    Dog dog = animal as Dog;
    if(dog == null)
    {
         // Something went wrong, the animal wasn't a dog.
    }

    • Marked as answer by Anonymous Thursday, October 7, 2021 12:00 AM
    Friday, September 23, 2016 8:12 PM
  • User347430248 posted

    Hi Vinod,

    Upcasting (using (Employee)someInstance) is generally easy as the compiler can tell you at compile time if a type is derived from another.

    Downcasting however has to be done at run time generally as the compiler may not always know whether the instance in question is of the type given. C# provides two operators for this - is which tells you if the downcast works, and return true/false. And as which attempts to do the cast and returns the correct type if possible, or null if not.

    C# provides the is and as operators for casting. the as operator is more efficient because it actually returns the cast value if the cast can be made successfully.
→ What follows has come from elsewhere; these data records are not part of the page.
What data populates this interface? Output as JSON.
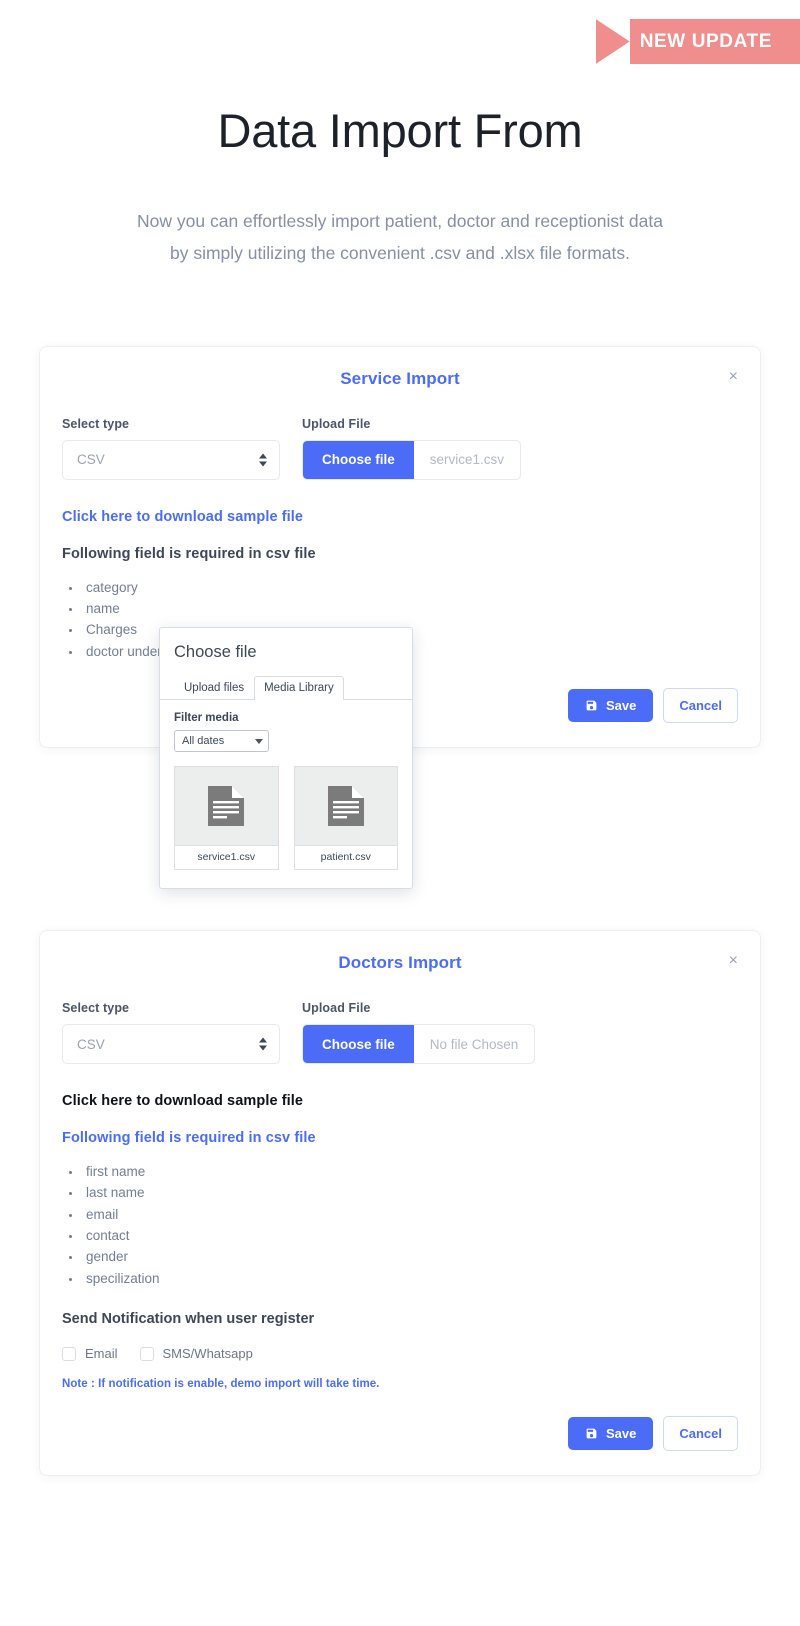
{
  "ribbon": {
    "label": "NEW UPDATE",
    "color": "#f08d8d"
  },
  "hero": {
    "title": "Data Import From",
    "description": "Now you can effortlessly import patient, doctor and receptionist data by simply utilizing the convenient .csv and .xlsx file formats."
  },
  "cards": [
    {
      "title": "Service Import",
      "close_label": "×",
      "select_type_label": "Select type",
      "select_value": "CSV",
      "upload_label": "Upload File",
      "choose_file_label": "Choose file",
      "file_name": "service1.csv",
      "sample_link": "Click here to download sample file",
      "required_title": "Following field is required in csv file",
      "required_fields": [
        "category",
        "name",
        "Charges",
        "doctor under"
      ],
      "save_label": "Save",
      "cancel_label": "Cancel"
    },
    {
      "title": "Doctors Import",
      "close_label": "×",
      "select_type_label": "Select type",
      "select_value": "CSV",
      "upload_label": "Upload File",
      "choose_file_label": "Choose file",
      "file_name": "No file Chosen",
      "sample_link": "Click here to download sample file",
      "required_title": "Following field is required in csv file",
      "required_fields": [
        "first name",
        "last name",
        "email",
        "contact",
        "gender",
        "specilization"
      ],
      "notify_title": "Send Notification when user register",
      "checkboxes": [
        {
          "label": "Email",
          "checked": false
        },
        {
          "label": "SMS/Whatsapp",
          "checked": false
        }
      ],
      "note": "Note : If notification is enable, demo import will take time.",
      "save_label": "Save",
      "cancel_label": "Cancel"
    }
  ],
  "popup": {
    "title": "Choose file",
    "tabs": [
      {
        "label": "Upload files",
        "active": false
      },
      {
        "label": "Media Library",
        "active": true
      }
    ],
    "filter_label": "Filter media",
    "filter_value": "All dates",
    "media": [
      {
        "name": "service1.csv"
      },
      {
        "name": "patient.csv"
      }
    ]
  },
  "theme": {
    "accent": "#4a6cf7",
    "ribbon": "#f08d8d",
    "muted": "#8590a6"
  }
}
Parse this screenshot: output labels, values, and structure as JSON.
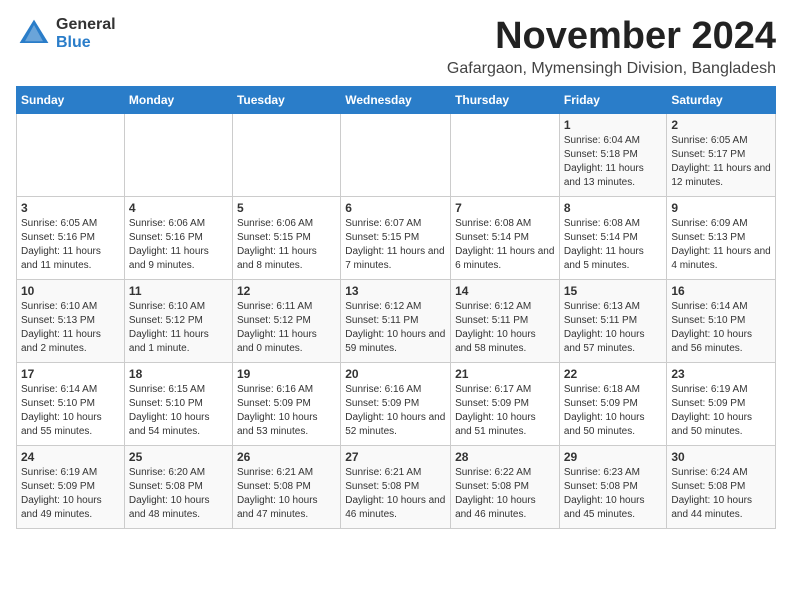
{
  "logo": {
    "general": "General",
    "blue": "Blue"
  },
  "header": {
    "month": "November 2024",
    "location": "Gafargaon, Mymensingh Division, Bangladesh"
  },
  "weekdays": [
    "Sunday",
    "Monday",
    "Tuesday",
    "Wednesday",
    "Thursday",
    "Friday",
    "Saturday"
  ],
  "weeks": [
    [
      {
        "day": "",
        "content": ""
      },
      {
        "day": "",
        "content": ""
      },
      {
        "day": "",
        "content": ""
      },
      {
        "day": "",
        "content": ""
      },
      {
        "day": "",
        "content": ""
      },
      {
        "day": "1",
        "content": "Sunrise: 6:04 AM\nSunset: 5:18 PM\nDaylight: 11 hours and 13 minutes."
      },
      {
        "day": "2",
        "content": "Sunrise: 6:05 AM\nSunset: 5:17 PM\nDaylight: 11 hours and 12 minutes."
      }
    ],
    [
      {
        "day": "3",
        "content": "Sunrise: 6:05 AM\nSunset: 5:16 PM\nDaylight: 11 hours and 11 minutes."
      },
      {
        "day": "4",
        "content": "Sunrise: 6:06 AM\nSunset: 5:16 PM\nDaylight: 11 hours and 9 minutes."
      },
      {
        "day": "5",
        "content": "Sunrise: 6:06 AM\nSunset: 5:15 PM\nDaylight: 11 hours and 8 minutes."
      },
      {
        "day": "6",
        "content": "Sunrise: 6:07 AM\nSunset: 5:15 PM\nDaylight: 11 hours and 7 minutes."
      },
      {
        "day": "7",
        "content": "Sunrise: 6:08 AM\nSunset: 5:14 PM\nDaylight: 11 hours and 6 minutes."
      },
      {
        "day": "8",
        "content": "Sunrise: 6:08 AM\nSunset: 5:14 PM\nDaylight: 11 hours and 5 minutes."
      },
      {
        "day": "9",
        "content": "Sunrise: 6:09 AM\nSunset: 5:13 PM\nDaylight: 11 hours and 4 minutes."
      }
    ],
    [
      {
        "day": "10",
        "content": "Sunrise: 6:10 AM\nSunset: 5:13 PM\nDaylight: 11 hours and 2 minutes."
      },
      {
        "day": "11",
        "content": "Sunrise: 6:10 AM\nSunset: 5:12 PM\nDaylight: 11 hours and 1 minute."
      },
      {
        "day": "12",
        "content": "Sunrise: 6:11 AM\nSunset: 5:12 PM\nDaylight: 11 hours and 0 minutes."
      },
      {
        "day": "13",
        "content": "Sunrise: 6:12 AM\nSunset: 5:11 PM\nDaylight: 10 hours and 59 minutes."
      },
      {
        "day": "14",
        "content": "Sunrise: 6:12 AM\nSunset: 5:11 PM\nDaylight: 10 hours and 58 minutes."
      },
      {
        "day": "15",
        "content": "Sunrise: 6:13 AM\nSunset: 5:11 PM\nDaylight: 10 hours and 57 minutes."
      },
      {
        "day": "16",
        "content": "Sunrise: 6:14 AM\nSunset: 5:10 PM\nDaylight: 10 hours and 56 minutes."
      }
    ],
    [
      {
        "day": "17",
        "content": "Sunrise: 6:14 AM\nSunset: 5:10 PM\nDaylight: 10 hours and 55 minutes."
      },
      {
        "day": "18",
        "content": "Sunrise: 6:15 AM\nSunset: 5:10 PM\nDaylight: 10 hours and 54 minutes."
      },
      {
        "day": "19",
        "content": "Sunrise: 6:16 AM\nSunset: 5:09 PM\nDaylight: 10 hours and 53 minutes."
      },
      {
        "day": "20",
        "content": "Sunrise: 6:16 AM\nSunset: 5:09 PM\nDaylight: 10 hours and 52 minutes."
      },
      {
        "day": "21",
        "content": "Sunrise: 6:17 AM\nSunset: 5:09 PM\nDaylight: 10 hours and 51 minutes."
      },
      {
        "day": "22",
        "content": "Sunrise: 6:18 AM\nSunset: 5:09 PM\nDaylight: 10 hours and 50 minutes."
      },
      {
        "day": "23",
        "content": "Sunrise: 6:19 AM\nSunset: 5:09 PM\nDaylight: 10 hours and 50 minutes."
      }
    ],
    [
      {
        "day": "24",
        "content": "Sunrise: 6:19 AM\nSunset: 5:09 PM\nDaylight: 10 hours and 49 minutes."
      },
      {
        "day": "25",
        "content": "Sunrise: 6:20 AM\nSunset: 5:08 PM\nDaylight: 10 hours and 48 minutes."
      },
      {
        "day": "26",
        "content": "Sunrise: 6:21 AM\nSunset: 5:08 PM\nDaylight: 10 hours and 47 minutes."
      },
      {
        "day": "27",
        "content": "Sunrise: 6:21 AM\nSunset: 5:08 PM\nDaylight: 10 hours and 46 minutes."
      },
      {
        "day": "28",
        "content": "Sunrise: 6:22 AM\nSunset: 5:08 PM\nDaylight: 10 hours and 46 minutes."
      },
      {
        "day": "29",
        "content": "Sunrise: 6:23 AM\nSunset: 5:08 PM\nDaylight: 10 hours and 45 minutes."
      },
      {
        "day": "30",
        "content": "Sunrise: 6:24 AM\nSunset: 5:08 PM\nDaylight: 10 hours and 44 minutes."
      }
    ]
  ]
}
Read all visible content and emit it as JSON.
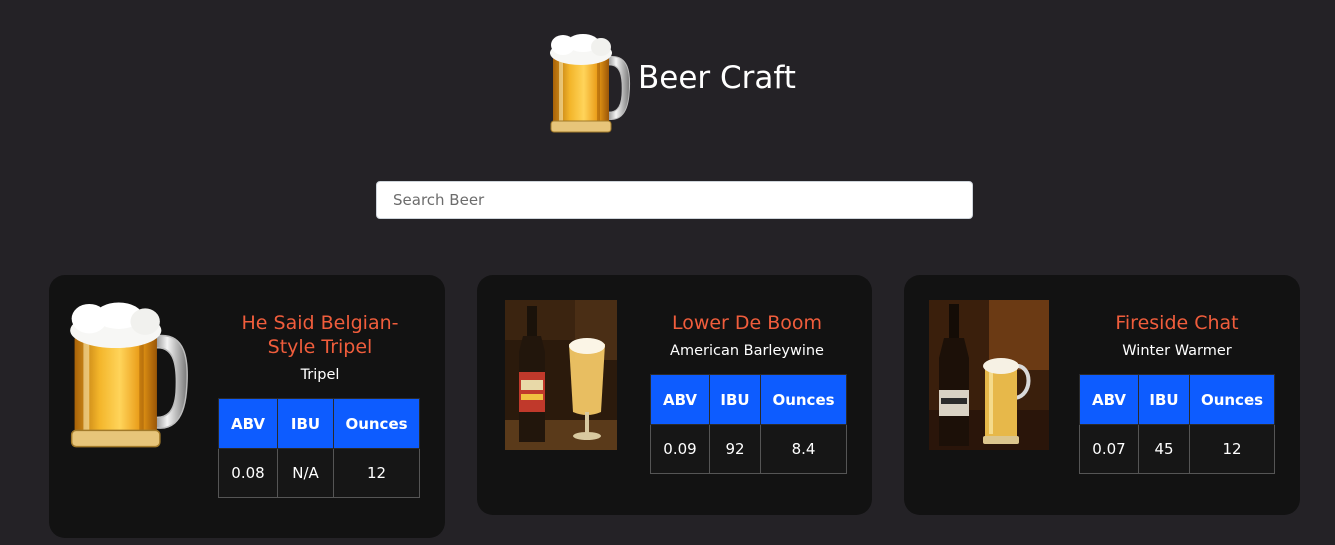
{
  "app": {
    "title": "Beer Craft",
    "logo_icon": "beer-mug-icon"
  },
  "search": {
    "placeholder": "Search Beer",
    "value": ""
  },
  "table_headers": {
    "abv": "ABV",
    "ibu": "IBU",
    "ounces": "Ounces"
  },
  "beers": [
    {
      "name_line1": "He Said Belgian-",
      "name_line2": "Style Tripel",
      "style": "Tripel",
      "abv": "0.08",
      "ibu": "N/A",
      "ounces": "12",
      "image": "beer-mug-icon"
    },
    {
      "name_line1": "Lower De Boom",
      "name_line2": "",
      "style": "American Barleywine",
      "abv": "0.09",
      "ibu": "92",
      "ounces": "8.4",
      "image": "beer-bottle-and-glass-photo"
    },
    {
      "name_line1": "Fireside Chat",
      "name_line2": "",
      "style": "Winter Warmer",
      "abv": "0.07",
      "ibu": "45",
      "ounces": "12",
      "image": "beer-bottle-and-mug-photo"
    }
  ],
  "colors": {
    "background": "#242226",
    "card": "#121212",
    "accent_name": "#f05d3c",
    "table_header": "#0d5cff"
  }
}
The is operator returns only a Boolean value. It can therefore be used when you just want to determine an object's type but do not have to actually cast it.

    Example:

    Class Shape {  }
    
    Class Circle : Shape {  }
    
    Circle cir = new Circle();
    Shape shp = cir; //upcasting
    Circle cir2 = (Circle)shp; //Downcasting

    References:

    How to: Safely Cast by Using as and is Operators (C# Programming Guide)

    is (C# Reference)

    as (C# Reference)

    Regards

    Deepak

    • Marked as answer by Anonymous Thursday, October 7, 2021 12:00 AM
    Saturday, September 24, 2016 7:33 AM

All replies

  • User281315223 posted

    Just to clarify, you are referring as downcasting as the ability to take an instance of a base class and cast it to an instance of a class that derives from it correct? If so, then this can be accomplished through the as keyword :

    // This assumes animal is an instance of an Animal class and Dog derives from Animal
    Dog dog = animal as Dog;
    

    The as keyword will return null if the cast fails, so it's generally a good idea to perform some null checking after doing this :

    Dog dog = animal as Dog;
    if(dog == null)
    {
         // Something went wrong, the animal wasn't a dog.
    }

    • Marked as answer by Anonymous Thursday, October 7, 2021 12:00 AM
    Friday, September 23, 2016 8:12 PM
  • User347430248 posted

    Hi Vinod,

    Upcasting (using (Employee)someInstance) is generally easy as the compiler can tell you at compile time if a type is derived from another.

    Downcasting however has to be done at run time generally as the compiler may not always know whether the instance in question is of the type given. C# provides two operators for this - is which tells you if the downcast works, and return true/false. And as which attempts to do the cast and returns the correct type if possible, or null if not.

    C# provides the is and as operators for casting. the as operator is more efficient because it actually returns the cast value if the cast can be made successfully. The is operator returns only a Boolean value. It can therefore be used when you just want to determine an object's type but do not have to actually cast it.

    Example:

    Class Shape {  }
    
    Class Circle : Shape {  }
    
    Circle cir = new Circle();
    Shape shp = cir; //upcasting
    Circle cir2 = (Circle)shp; //Downcasting

    References:

    How to: Safely Cast by Using as and is Operators (C# Programming Guide)

    is (C# Reference)

    as (C# Reference)

    Regards

    Deepak

    • Marked as answer by Anonymous Thursday, October 7, 2021 12:00 AM
    Saturday, September 24, 2016 7:33 AM
  • User303363814 posted

    Yes.

    My guess would be that every computer language which has the concept of sub-typing would support casting to the sub-type.

    Do you have an actual problem?  Do you have a specific question?

    Tuesday, September 27, 2016 8:02 AM